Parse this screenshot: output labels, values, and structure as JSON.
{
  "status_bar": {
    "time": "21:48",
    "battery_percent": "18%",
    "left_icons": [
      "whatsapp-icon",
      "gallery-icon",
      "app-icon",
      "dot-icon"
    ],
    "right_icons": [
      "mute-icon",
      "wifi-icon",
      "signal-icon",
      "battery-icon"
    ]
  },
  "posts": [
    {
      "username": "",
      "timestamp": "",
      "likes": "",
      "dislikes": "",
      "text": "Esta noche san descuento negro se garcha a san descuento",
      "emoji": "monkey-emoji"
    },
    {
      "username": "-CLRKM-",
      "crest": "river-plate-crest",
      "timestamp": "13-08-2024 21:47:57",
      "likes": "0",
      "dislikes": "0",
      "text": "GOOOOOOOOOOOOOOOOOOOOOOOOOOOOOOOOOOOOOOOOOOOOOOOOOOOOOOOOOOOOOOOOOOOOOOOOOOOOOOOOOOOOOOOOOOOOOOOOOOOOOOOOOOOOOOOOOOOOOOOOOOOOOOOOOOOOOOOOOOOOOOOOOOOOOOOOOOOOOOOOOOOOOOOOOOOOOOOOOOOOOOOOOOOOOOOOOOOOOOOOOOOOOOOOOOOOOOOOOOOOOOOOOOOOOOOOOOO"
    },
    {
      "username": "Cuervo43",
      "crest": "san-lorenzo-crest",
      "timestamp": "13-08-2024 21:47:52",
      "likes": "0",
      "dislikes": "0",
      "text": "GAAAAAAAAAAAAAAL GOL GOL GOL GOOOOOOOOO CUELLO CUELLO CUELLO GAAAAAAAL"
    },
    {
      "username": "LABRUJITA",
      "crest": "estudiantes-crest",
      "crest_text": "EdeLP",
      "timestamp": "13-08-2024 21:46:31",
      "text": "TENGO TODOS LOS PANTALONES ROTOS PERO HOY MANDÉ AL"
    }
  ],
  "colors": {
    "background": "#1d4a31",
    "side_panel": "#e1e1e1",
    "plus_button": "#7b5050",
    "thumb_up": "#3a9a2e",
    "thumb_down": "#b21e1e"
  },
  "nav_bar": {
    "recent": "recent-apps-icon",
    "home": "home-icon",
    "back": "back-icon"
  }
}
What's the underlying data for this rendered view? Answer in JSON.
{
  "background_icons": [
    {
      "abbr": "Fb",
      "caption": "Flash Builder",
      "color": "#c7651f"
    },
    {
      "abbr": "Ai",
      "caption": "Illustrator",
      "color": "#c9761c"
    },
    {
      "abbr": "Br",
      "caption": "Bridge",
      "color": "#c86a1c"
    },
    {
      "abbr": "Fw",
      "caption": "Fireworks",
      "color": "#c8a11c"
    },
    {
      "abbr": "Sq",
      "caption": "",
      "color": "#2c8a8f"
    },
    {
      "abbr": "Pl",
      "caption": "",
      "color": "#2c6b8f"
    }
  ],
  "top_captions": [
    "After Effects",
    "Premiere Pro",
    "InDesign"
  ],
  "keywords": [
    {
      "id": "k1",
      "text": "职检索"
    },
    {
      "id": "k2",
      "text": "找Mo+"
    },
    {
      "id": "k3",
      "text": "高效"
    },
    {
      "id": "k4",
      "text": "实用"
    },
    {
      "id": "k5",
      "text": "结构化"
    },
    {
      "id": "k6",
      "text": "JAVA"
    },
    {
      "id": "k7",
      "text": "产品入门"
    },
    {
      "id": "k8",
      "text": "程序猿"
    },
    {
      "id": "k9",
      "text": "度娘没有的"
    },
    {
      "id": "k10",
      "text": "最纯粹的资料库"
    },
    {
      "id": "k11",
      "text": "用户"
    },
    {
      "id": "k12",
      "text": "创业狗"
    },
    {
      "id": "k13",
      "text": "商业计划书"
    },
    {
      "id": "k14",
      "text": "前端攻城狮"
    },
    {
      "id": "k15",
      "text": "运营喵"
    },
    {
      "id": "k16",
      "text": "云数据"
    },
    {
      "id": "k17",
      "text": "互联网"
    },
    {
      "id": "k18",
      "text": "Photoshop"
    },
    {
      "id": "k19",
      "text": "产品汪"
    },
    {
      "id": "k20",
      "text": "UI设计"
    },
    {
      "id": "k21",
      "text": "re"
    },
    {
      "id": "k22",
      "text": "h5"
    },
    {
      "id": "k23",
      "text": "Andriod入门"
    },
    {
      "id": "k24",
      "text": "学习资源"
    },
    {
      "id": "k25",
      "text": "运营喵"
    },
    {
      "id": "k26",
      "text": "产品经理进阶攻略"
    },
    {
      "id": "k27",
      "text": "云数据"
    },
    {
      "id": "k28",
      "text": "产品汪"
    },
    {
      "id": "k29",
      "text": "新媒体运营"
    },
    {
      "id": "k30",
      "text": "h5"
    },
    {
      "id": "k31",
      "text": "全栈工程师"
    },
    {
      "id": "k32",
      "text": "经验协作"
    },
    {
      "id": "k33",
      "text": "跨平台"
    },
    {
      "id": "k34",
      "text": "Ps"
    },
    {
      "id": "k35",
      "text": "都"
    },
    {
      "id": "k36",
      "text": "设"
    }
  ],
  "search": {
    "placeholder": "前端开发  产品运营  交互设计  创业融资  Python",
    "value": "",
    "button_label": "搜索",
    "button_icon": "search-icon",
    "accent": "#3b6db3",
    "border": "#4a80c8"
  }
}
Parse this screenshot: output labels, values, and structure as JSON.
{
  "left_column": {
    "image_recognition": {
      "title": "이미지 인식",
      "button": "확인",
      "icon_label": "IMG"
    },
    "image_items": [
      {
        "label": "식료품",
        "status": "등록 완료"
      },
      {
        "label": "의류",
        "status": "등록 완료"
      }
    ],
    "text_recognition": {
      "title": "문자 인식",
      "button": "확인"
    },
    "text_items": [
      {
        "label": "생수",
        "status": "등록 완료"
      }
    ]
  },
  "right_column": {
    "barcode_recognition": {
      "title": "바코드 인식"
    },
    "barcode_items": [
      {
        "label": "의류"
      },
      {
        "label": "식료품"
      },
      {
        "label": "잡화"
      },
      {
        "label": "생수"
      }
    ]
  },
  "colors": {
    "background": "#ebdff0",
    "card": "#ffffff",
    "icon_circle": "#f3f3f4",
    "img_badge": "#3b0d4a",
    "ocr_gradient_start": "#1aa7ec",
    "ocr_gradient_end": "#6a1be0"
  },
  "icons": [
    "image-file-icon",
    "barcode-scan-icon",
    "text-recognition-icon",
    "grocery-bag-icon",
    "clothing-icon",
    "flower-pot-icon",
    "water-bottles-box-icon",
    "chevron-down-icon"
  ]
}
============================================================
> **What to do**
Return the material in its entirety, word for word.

> **Answer to this problem**
Parse this screenshot: output labels, values, and structure as JSON.
{
  "status_bar": {
    "time": "21:48",
    "battery_percent": "18%",
    "left_icons": [
      "whatsapp-icon",
      "gallery-icon",
      "app-icon",
      "dot-icon"
    ],
    "right_icons": [
      "mute-icon",
      "wifi-icon",
      "signal-icon",
      "battery-icon"
    ]
  },
  "posts": [
    {
      "username": "",
      "timestamp": "",
      "likes": "",
      "dislikes": "",
      "text": "Esta noche san descuento negro se garcha a san descuento",
      "emoji": "monkey-emoji"
    },
    {
      "username": "-CLRKM-",
      "crest": "river-plate-crest",
      "timestamp": "13-08-2024 21:47:57",
      "likes": "0",
      "dislikes": "0",
      "text": "GOOOOOOOOOOOOOOOOOOOOOOOOOOOOOOOOOOOOOOOOOOOOOOOOOOOOOOOOOOOOOOOOOOOOOOOOOOOOOOOOOOOOOOOOOOOOOOOOOOOOOOOOOOOOOOOOOOOOOOOOOOOOOOOOOOOOOOOOOOOOOOOOOOOOOOOOOOOOOOOOOOOOOOOOOOOOOOOOOOOOOOOOOOOOOOOOOOOOOOOOOOOOOOOOOOOOOOOOOOOOOOOOOOOOOOOOOOO"
    },
    {
      "username": "Cuervo43",
      "crest": "san-lorenzo-crest",
      "timestamp": "13-08-2024 21:47:52",
      "likes": "0",
      "dislikes": "0",
      "text": "GAAAAAAAAAAAAAAL GOL GOL GOL GOOOOOOOOO CUELLO CUELLO CUELLO GAAAAAAAL"
    },
    {
      "username": "LABRUJITA",
      "crest": "estudiantes-crest",
      "crest_text": "EdeLP",
      "timestamp": "13-08-2024 21:46:31",
      "text": "TENGO TODOS LOS PANTALONES ROTOS PERO HOY MANDÉ AL"
    }
  ],
  "colors": {
    "background": "#1d4a31",
    "side_panel": "#e1e1e1",
    "plus_button": "#7b5050",
    "thumb_up": "#3a9a2e",
    "thumb_down": "#b21e1e"
  },
  "nav_bar": {
    "recent": "recent-apps-icon",
    "home": "home-icon",
    "back": "back-icon"
  }
}
What's the underlying data for this rendered view? Answer in JSON.
{
  "background_icons": [
    {
      "abbr": "Fb",
      "caption": "Flash Builder",
      "color": "#c7651f"
    },
    {
      "abbr": "Ai",
      "caption": "Illustrator",
      "color": "#c9761c"
    },
    {
      "abbr": "Br",
      "caption": "Bridge",
      "color": "#c86a1c"
    },
    {
      "abbr": "Fw",
      "caption": "Fireworks",
      "color": "#c8a11c"
    },
    {
      "abbr": "Sq",
      "caption": "",
      "color": "#2c8a8f"
    },
    {
      "abbr": "Pl",
      "caption": "",
      "color": "#2c6b8f"
    }
  ],
  "top_captions": [
    "After Effects",
    "Premiere Pro",
    "InDesign"
  ],
  "keywords": [
    {
      "id": "k1",
      "text": "职检索"
    },
    {
      "id": "k2",
      "text": "找Mo+"
    },
    {
      "id": "k3",
      "text": "高效"
    },
    {
      "id": "k4",
      "text": "实用"
    },
    {
      "id": "k5",
      "text": "结构化"
    },
    {
      "id": "k6",
      "text": "JAVA"
    },
    {
      "id": "k7",
      "text": "产品入门"
    },
    {
      "id": "k8",
      "text": "程序猿"
    },
    {
      "id": "k9",
      "text": "度娘没有的"
    },
    {
      "id": "k10",
      "text": "最纯粹的资料库"
    },
    {
      "id": "k11",
      "text": "用户"
    },
    {
      "id": "k12",
      "text": "创业狗"
    },
    {
      "id": "k13",
      "text": "商业计划书"
    },
    {
      "id": "k14",
      "text": "前端攻城狮"
    },
    {
      "id": "k15",
      "text": "运营喵"
    },
    {
      "id": "k16",
      "text": "云数据"
    },
    {
      "id": "k17",
      "text": "互联网"
    },
    {
      "id": "k18",
      "text": "Photoshop"
    },
    {
      "id": "k19",
      "text": "产品汪"
    },
    {
      "id": "k20",
      "text": "UI设计"
    },
    {
      "id": "k21",
      "text": "re"
    },
    {
      "id": "k22",
      "text": "h5"
    },
    {
      "id": "k23",
      "text": "Andriod入门"
    },
    {
      "id": "k24",
      "text": "学习资源"
    },
    {
      "id": "k25",
      "text": "运营喵"
    },
    {
      "id": "k26",
      "text": "产品经理进阶攻略"
    },
    {
      "id": "k27",
      "text": "云数据"
    },
    {
      "id": "k28",
      "text": "产品汪"
    },
    {
      "id": "k29",
      "text": "新媒体运营"
    },
    {
      "id": "k30",
      "text": "h5"
    },
    {
      "id": "k31",
      "text": "全栈工程师"
    },
    {
      "id": "k32",
      "text": "经验协作"
    },
    {
      "id": "k33",
      "text": "跨平台"
    },
    {
      "id": "k34",
      "text": "Ps"
    },
    {
      "id": "k35",
      "text": "都"
    },
    {
      "id": "k36",
      "text": "设"
    }
  ],
  "search": {
    "placeholder": "前端开发  产品运营  交互设计  创业融资  Python",
    "value": "",
    "button_label": "搜索",
    "button_icon": "search-icon",
    "accent": "#3b6db3",
    "border": "#4a80c8"
  }
}
Parse this screenshot: output labels, values, and structure as JSON.
{
  "left_column": {
    "image_recognition": {
      "title": "이미지 인식",
      "button": "확인",
      "icon_label": "IMG"
    },
    "image_items": [
      {
        "label": "식료품",
        "status": "등록 완료"
      },
      {
        "label": "의류",
        "status": "등록 완료"
      }
    ],
    "text_recognition": {
      "title": "문자 인식",
      "button": "확인"
    },
    "text_items": [
      {
        "label": "생수",
        "status": "등록 완료"
      }
    ]
  },
  "right_column": {
    "barcode_recognition": {
      "title": "바코드 인식"
    },
    "barcode_items": [
      {
        "label": "의류"
      },
      {
        "label": "식료품"
      },
      {
        "label": "잡화"
      },
      {
        "label": "생수"
      }
    ]
  },
  "colors": {
    "background": "#ebdff0",
    "card": "#ffffff",
    "icon_circle": "#f3f3f4",
    "img_badge": "#3b0d4a",
    "ocr_gradient_start": "#1aa7ec",
    "ocr_gradient_end": "#6a1be0"
  },
  "icons": [
    "image-file-icon",
    "barcode-scan-icon",
    "text-recognition-icon",
    "grocery-bag-icon",
    "clothing-icon",
    "flower-pot-icon",
    "water-bottles-box-icon",
    "chevron-down-icon"
  ]
}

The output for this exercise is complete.